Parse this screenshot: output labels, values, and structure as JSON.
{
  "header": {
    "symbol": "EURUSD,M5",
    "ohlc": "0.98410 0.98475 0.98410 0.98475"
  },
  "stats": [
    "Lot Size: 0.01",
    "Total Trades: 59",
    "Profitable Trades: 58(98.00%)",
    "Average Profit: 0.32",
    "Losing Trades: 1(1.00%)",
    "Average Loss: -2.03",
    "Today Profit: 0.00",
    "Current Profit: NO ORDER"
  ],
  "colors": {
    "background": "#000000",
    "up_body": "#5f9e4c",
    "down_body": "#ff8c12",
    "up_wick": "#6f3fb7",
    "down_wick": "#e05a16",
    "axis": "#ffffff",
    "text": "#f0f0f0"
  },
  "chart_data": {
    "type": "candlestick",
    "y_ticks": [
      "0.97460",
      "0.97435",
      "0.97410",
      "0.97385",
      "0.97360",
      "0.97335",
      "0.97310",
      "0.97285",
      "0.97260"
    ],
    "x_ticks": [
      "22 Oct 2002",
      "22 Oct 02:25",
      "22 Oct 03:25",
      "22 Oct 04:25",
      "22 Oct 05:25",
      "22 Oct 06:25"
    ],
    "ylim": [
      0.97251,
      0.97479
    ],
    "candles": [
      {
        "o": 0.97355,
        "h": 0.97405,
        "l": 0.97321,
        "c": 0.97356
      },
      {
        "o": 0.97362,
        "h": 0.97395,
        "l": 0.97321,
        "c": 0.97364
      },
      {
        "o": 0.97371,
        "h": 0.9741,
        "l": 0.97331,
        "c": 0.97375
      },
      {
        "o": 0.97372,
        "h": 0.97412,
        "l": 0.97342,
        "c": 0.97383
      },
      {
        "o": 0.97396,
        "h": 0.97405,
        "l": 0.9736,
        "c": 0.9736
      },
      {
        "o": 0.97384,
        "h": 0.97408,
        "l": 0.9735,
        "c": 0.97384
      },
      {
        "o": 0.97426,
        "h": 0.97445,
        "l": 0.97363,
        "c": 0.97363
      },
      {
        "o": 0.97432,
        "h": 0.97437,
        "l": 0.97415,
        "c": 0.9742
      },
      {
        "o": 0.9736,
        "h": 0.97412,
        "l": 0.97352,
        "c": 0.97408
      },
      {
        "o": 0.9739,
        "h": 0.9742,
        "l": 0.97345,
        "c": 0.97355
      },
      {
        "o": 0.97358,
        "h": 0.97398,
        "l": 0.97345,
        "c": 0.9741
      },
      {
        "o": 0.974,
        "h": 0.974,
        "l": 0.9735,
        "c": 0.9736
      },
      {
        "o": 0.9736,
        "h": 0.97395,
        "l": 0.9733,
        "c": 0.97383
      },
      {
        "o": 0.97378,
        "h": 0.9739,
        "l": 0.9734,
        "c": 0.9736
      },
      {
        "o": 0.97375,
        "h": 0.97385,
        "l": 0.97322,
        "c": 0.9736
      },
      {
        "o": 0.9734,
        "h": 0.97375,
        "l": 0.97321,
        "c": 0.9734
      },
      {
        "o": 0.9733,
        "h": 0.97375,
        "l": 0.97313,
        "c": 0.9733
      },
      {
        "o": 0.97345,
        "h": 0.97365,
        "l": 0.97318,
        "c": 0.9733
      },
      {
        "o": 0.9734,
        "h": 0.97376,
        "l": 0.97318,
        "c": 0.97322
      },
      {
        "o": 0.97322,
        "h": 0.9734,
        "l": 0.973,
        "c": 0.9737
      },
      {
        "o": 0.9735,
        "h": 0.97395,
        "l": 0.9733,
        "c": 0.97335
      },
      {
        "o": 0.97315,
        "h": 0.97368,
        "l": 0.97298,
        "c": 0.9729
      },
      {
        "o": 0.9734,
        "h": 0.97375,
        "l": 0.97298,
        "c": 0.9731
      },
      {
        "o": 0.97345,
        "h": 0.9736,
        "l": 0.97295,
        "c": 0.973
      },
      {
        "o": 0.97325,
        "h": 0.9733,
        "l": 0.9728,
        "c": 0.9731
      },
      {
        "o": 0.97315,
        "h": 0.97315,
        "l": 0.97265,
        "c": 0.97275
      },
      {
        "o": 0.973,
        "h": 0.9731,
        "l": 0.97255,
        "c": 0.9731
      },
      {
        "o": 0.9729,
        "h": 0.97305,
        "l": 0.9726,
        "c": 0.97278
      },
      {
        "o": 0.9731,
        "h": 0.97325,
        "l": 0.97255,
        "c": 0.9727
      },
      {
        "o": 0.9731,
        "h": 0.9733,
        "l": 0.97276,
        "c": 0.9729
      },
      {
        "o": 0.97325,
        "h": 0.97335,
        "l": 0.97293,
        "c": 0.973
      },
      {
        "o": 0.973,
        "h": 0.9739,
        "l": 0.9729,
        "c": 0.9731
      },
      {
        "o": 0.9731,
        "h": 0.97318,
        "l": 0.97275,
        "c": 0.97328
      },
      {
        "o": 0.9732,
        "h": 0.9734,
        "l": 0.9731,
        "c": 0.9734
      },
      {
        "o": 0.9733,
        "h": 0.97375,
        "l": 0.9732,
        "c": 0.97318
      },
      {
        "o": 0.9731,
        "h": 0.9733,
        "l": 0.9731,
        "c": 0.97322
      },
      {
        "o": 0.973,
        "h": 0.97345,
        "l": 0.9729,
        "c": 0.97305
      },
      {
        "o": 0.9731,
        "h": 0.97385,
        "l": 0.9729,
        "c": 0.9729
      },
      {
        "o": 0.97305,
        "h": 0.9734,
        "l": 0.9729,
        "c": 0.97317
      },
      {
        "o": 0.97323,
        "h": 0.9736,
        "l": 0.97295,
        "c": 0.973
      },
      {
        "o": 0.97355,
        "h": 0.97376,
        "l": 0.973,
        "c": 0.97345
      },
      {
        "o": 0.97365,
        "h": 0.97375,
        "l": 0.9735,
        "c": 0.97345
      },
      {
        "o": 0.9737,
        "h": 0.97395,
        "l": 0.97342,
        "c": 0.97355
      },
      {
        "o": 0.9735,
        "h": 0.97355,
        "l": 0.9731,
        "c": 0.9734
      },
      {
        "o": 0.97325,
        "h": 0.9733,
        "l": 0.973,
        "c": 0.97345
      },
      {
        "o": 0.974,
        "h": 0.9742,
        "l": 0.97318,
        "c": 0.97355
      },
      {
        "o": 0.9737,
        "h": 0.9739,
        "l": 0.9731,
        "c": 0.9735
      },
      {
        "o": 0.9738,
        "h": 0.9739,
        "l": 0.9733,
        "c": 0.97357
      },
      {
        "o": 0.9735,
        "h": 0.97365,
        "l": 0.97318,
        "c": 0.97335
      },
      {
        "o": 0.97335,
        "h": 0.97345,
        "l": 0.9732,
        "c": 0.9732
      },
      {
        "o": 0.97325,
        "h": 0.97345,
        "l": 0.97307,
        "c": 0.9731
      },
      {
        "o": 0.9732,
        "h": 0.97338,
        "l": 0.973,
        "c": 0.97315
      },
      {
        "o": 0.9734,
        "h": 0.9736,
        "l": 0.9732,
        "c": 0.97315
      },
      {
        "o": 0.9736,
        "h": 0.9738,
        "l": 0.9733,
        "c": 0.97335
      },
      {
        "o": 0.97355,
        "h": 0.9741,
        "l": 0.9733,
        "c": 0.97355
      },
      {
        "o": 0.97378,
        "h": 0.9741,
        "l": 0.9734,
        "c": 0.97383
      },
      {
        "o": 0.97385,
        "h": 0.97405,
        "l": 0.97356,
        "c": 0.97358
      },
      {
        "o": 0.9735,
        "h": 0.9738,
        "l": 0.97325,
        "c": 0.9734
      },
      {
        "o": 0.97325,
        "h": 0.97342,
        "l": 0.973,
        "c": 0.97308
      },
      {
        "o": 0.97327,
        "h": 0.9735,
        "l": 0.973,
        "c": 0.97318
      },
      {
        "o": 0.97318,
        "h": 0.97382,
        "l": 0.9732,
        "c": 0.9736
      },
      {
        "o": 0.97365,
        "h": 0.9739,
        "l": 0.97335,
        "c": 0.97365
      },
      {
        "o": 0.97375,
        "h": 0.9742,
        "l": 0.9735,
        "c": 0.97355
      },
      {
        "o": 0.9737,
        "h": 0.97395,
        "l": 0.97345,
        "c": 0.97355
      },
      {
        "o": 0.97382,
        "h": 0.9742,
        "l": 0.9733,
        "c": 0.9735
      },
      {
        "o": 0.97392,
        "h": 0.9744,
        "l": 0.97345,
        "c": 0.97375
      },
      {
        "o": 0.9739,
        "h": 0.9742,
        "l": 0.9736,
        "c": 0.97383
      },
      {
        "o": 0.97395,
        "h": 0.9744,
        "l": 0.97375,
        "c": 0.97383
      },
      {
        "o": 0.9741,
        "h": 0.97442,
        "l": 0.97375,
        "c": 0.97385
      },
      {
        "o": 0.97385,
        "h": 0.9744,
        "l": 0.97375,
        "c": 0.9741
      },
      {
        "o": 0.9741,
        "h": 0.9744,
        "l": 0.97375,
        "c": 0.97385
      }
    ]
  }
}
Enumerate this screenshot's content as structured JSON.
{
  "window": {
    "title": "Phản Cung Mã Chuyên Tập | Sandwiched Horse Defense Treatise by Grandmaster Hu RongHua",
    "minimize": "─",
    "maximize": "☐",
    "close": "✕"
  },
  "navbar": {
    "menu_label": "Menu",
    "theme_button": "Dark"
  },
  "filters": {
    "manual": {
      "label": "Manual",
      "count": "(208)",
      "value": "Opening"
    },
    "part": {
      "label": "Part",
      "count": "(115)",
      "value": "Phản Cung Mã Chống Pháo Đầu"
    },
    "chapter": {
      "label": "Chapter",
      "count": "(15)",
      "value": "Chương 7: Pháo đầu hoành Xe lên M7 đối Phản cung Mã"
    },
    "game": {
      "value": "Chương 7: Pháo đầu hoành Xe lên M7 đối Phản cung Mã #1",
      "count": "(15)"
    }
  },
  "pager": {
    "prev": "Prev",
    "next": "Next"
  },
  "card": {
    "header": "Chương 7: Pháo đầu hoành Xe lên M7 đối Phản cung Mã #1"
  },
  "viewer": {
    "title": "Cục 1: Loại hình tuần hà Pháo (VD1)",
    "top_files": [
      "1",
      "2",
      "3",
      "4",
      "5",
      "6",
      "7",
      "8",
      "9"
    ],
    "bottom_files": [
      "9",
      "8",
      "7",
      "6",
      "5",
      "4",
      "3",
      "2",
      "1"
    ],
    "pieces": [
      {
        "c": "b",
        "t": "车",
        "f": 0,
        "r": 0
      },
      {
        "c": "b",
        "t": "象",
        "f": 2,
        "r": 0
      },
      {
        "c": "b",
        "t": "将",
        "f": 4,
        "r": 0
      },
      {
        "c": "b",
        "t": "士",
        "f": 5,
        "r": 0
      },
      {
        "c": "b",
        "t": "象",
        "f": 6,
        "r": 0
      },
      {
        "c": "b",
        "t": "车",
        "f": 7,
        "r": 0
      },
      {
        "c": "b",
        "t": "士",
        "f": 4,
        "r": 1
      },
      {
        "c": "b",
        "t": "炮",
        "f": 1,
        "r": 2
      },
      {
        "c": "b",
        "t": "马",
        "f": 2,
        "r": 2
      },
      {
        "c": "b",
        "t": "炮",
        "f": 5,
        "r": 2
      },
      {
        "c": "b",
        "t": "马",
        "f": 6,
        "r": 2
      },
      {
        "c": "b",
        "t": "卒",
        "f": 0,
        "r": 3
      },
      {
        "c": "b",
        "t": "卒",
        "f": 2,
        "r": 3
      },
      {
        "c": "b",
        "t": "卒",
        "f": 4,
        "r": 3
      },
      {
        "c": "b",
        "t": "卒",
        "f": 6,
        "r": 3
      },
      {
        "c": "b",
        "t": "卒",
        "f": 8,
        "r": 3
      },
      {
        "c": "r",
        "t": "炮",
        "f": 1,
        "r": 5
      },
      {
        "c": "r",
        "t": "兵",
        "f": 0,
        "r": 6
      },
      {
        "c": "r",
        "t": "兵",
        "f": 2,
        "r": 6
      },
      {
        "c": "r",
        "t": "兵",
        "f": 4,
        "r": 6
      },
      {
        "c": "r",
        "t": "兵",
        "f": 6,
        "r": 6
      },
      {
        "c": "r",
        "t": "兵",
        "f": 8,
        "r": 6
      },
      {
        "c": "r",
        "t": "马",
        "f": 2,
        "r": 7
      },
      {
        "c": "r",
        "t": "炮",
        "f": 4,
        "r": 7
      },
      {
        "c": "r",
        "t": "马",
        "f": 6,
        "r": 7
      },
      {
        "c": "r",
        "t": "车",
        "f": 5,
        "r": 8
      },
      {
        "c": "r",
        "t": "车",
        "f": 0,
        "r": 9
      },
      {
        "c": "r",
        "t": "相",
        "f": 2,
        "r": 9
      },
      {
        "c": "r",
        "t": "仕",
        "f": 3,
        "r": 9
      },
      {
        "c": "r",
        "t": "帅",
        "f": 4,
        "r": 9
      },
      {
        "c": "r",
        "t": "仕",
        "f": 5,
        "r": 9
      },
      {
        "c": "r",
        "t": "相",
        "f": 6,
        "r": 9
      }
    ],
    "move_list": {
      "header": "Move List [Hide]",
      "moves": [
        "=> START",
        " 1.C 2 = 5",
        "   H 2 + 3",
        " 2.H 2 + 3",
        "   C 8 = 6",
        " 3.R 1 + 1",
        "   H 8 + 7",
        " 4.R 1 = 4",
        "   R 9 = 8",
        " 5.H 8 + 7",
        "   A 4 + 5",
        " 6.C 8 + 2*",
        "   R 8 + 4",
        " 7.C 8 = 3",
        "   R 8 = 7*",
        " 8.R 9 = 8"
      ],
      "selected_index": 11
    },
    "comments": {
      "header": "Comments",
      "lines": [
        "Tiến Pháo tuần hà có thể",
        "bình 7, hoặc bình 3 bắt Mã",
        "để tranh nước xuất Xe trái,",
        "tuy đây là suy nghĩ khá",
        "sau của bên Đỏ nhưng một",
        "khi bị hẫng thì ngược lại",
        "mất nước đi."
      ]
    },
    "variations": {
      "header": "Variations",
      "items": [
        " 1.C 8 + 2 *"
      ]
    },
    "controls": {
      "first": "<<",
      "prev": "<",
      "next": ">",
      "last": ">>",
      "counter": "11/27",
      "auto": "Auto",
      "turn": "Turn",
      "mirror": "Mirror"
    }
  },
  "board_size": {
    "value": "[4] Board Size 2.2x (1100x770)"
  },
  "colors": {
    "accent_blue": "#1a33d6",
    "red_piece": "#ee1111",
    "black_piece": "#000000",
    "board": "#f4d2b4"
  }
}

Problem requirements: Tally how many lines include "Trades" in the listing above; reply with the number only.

Solution for this problem: 3